Source data
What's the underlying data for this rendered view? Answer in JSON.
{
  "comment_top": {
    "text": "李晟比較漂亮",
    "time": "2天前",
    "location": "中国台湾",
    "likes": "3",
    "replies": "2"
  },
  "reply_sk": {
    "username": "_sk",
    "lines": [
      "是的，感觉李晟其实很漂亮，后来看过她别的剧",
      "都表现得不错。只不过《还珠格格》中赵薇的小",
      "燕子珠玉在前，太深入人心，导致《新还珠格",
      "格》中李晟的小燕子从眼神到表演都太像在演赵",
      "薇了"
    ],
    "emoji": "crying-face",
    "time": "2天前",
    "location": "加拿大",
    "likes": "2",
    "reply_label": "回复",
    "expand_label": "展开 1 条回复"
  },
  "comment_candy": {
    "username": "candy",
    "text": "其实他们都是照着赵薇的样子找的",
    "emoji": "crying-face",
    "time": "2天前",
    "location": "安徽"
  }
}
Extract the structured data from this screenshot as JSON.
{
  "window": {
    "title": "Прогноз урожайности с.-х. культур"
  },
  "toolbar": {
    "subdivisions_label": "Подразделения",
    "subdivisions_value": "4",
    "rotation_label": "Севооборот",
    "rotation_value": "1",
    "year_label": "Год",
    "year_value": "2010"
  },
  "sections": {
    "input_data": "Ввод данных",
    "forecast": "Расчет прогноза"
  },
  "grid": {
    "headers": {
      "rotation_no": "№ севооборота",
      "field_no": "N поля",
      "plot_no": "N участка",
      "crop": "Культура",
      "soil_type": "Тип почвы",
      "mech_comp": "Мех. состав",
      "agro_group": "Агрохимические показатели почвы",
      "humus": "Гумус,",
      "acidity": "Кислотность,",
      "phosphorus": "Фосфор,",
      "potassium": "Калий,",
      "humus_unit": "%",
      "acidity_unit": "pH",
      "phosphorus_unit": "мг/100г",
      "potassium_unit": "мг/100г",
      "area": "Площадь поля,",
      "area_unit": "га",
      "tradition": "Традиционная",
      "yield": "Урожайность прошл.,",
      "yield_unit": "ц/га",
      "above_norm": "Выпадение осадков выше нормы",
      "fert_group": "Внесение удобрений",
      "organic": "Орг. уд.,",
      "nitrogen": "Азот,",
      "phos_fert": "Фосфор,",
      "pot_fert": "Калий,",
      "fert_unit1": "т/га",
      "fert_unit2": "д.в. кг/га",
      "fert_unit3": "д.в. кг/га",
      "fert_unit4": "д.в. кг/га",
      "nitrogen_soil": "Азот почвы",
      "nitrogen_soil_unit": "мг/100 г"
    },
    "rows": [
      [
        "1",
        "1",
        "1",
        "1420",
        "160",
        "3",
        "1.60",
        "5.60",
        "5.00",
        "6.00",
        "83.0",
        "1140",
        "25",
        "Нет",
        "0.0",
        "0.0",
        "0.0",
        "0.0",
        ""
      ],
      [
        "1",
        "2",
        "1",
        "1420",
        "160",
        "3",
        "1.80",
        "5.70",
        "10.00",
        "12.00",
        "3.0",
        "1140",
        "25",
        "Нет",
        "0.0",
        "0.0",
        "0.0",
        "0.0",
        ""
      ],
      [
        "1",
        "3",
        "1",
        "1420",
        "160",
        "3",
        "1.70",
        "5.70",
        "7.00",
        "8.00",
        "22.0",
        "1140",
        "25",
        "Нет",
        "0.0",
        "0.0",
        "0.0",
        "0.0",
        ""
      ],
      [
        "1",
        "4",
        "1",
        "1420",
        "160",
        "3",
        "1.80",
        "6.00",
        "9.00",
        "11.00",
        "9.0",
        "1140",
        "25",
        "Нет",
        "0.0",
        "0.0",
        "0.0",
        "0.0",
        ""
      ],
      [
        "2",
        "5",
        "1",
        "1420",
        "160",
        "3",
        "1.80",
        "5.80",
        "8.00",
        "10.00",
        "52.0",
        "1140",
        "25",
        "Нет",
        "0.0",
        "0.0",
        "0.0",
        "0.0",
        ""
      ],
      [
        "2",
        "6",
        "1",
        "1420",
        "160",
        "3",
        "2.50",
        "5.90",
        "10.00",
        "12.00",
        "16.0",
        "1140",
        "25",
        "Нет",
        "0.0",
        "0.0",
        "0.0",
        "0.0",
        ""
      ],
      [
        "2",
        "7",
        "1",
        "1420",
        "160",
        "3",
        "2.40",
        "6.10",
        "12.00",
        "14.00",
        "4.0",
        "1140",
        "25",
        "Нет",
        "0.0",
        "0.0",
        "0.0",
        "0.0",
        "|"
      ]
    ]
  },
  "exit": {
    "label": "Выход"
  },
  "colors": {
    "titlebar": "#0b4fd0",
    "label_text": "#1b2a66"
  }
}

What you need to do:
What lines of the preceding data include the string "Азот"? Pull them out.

Task response:
      "nitrogen": "Азот,",
      "nitrogen_soil": "Азот почвы",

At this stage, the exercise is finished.